Many converts to the 78 hobby hear about fibre needles and wonder why they are not used universally if they do no damage to records. The answer is that records which have already been played with steel needles will likely have fine scratches on the floor of their grooves which will quickly wear the fibre needle's tip blunt, and thus useless. Used on worn, 'steeled' records the sound from a fibre will quickly degenerate to a muzzy incomprehensible noise. As a result 'fibres' are only really suitable for records which are either previously unplayed (unlikely, these days!) or have had very little prior wear. 


There is a very big hobby in itself in collecting needle tins alone. The world's finest collections number over ten thousand tins without duplication of graphics.

Tins in the UK fall into two categories. Ones sold by HMV, Columbia and Songster account for well over half of the whole output and generally sell in antiques shops and markets for between £2 and £5 apiece according to condition. Here below are samples of such tins;

Needle tins

Anything else will probably command a higher price to a knowledgeable buyer. Condition is very important and age is another factor. Tins made before WW1 and in the early 1920's are generally harder to find and if German in origin may have particularly appealing graphics, as this German Kosmos Extra tin below, which made a staggering £96 on eBay..! 

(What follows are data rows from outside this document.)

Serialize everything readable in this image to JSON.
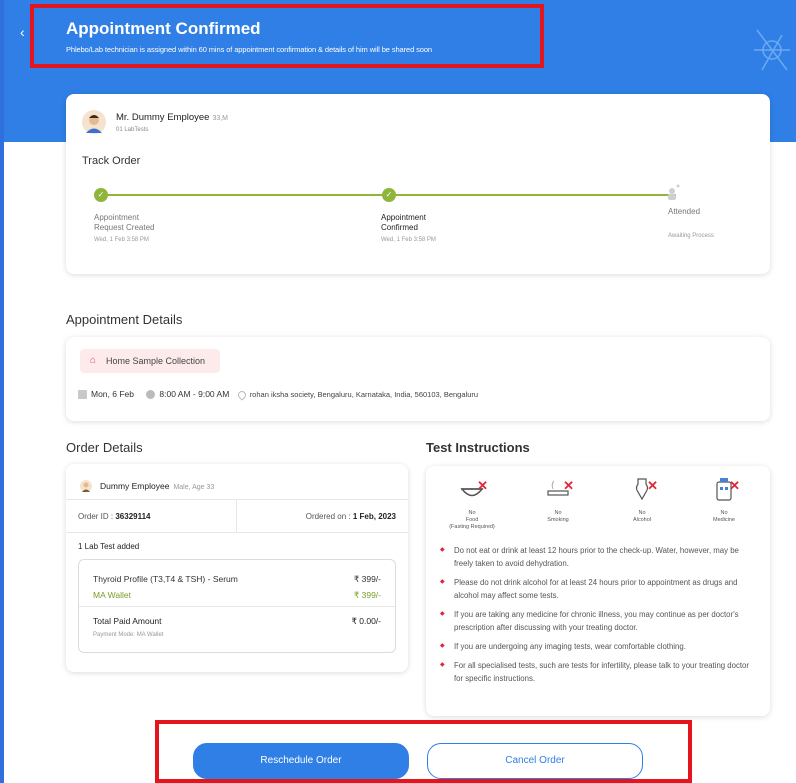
{
  "header": {
    "back_icon": "back-arrow-icon",
    "title": "Appointment Confirmed",
    "subtitle": "Phlebo/Lab technician is assigned within 60 mins of appointment confirmation & details of him will be shared soon"
  },
  "patient": {
    "name": "Mr. Dummy Employee",
    "age": "33,M",
    "tests": "01 LabTests"
  },
  "tracking": {
    "title": "Track Order",
    "steps": [
      {
        "label_line1": "Appointment",
        "label_line2": "Request Created",
        "time": "Wed, 1 Feb 3:58 PM",
        "status": "done"
      },
      {
        "label_line1": "Appointment",
        "label_line2": "Confirmed",
        "time": "Wed, 1 Feb 3:58 PM",
        "status": "done"
      },
      {
        "label_line1": "Attended",
        "label_line2": "",
        "time": "Awaiting Process",
        "status": "pending"
      }
    ]
  },
  "appointment": {
    "section_title": "Appointment Details",
    "collection_type": "Home Sample Collection",
    "date": "Mon, 6 Feb",
    "time": "8:00 AM - 9:00 AM",
    "address": "rohan iksha society, Bengaluru, Karnataka, India, 560103, Bengaluru"
  },
  "order": {
    "section_title": "Order Details",
    "patient_name": "Dummy Employee",
    "patient_meta": "Male, Age 33",
    "order_id_label": "Order ID : ",
    "order_id": "36329114",
    "ordered_on_label": "Ordered on : ",
    "ordered_on": "1 Feb, 2023",
    "tests_added": "1 Lab Test added",
    "test_name": "Thyroid Profile (T3,T4 & TSH) - Serum",
    "test_price": "₹ 399/-",
    "wallet_label": "MA Wallet",
    "wallet_price": "₹ 399/-",
    "total_label": "Total Paid Amount",
    "total_value": "₹ 0.00/-",
    "payment_mode": "Payment Mode: MA Wallet"
  },
  "instructions": {
    "title": "Test Instructions",
    "icons": [
      {
        "icon": "no-food-icon",
        "line1": "No",
        "line2": "Food",
        "line3": "(Fasting Required)"
      },
      {
        "icon": "no-smoking-icon",
        "line1": "No",
        "line2": "Smoking",
        "line3": ""
      },
      {
        "icon": "no-alcohol-icon",
        "line1": "No",
        "line2": "Alcohol",
        "line3": ""
      },
      {
        "icon": "no-medicine-icon",
        "line1": "No",
        "line2": "Medicine",
        "line3": ""
      }
    ],
    "items": [
      "Do not eat or drink at least 12 hours prior to the check-up. Water, however, may be freely taken to avoid dehydration.",
      "Please do not drink alcohol for at least 24 hours prior to appointment as drugs and alcohol may affect some tests.",
      "If you are taking any medicine for chronic illness, you may continue as per doctor's prescription after discussing with your treating doctor.",
      "If you are undergoing any imaging tests, wear comfortable clothing.",
      "For all specialised tests, such are tests for infertility, please talk to your treating doctor for specific instructions."
    ]
  },
  "actions": {
    "reschedule": "Reschedule Order",
    "cancel": "Cancel Order"
  },
  "colors": {
    "brand_blue": "#2f7fe6",
    "success_green": "#8fb53a",
    "highlight_red": "#e3161f"
  }
}
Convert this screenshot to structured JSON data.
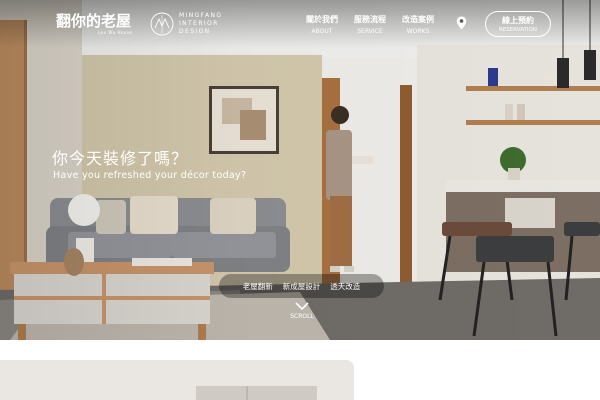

I tend to put my rarer tins on Ebay unless I am contacted by a new collector as most of my existing buyers already own all the commonly found makers' products. 

(c) Howard Hope 2017  -Website program by Karelia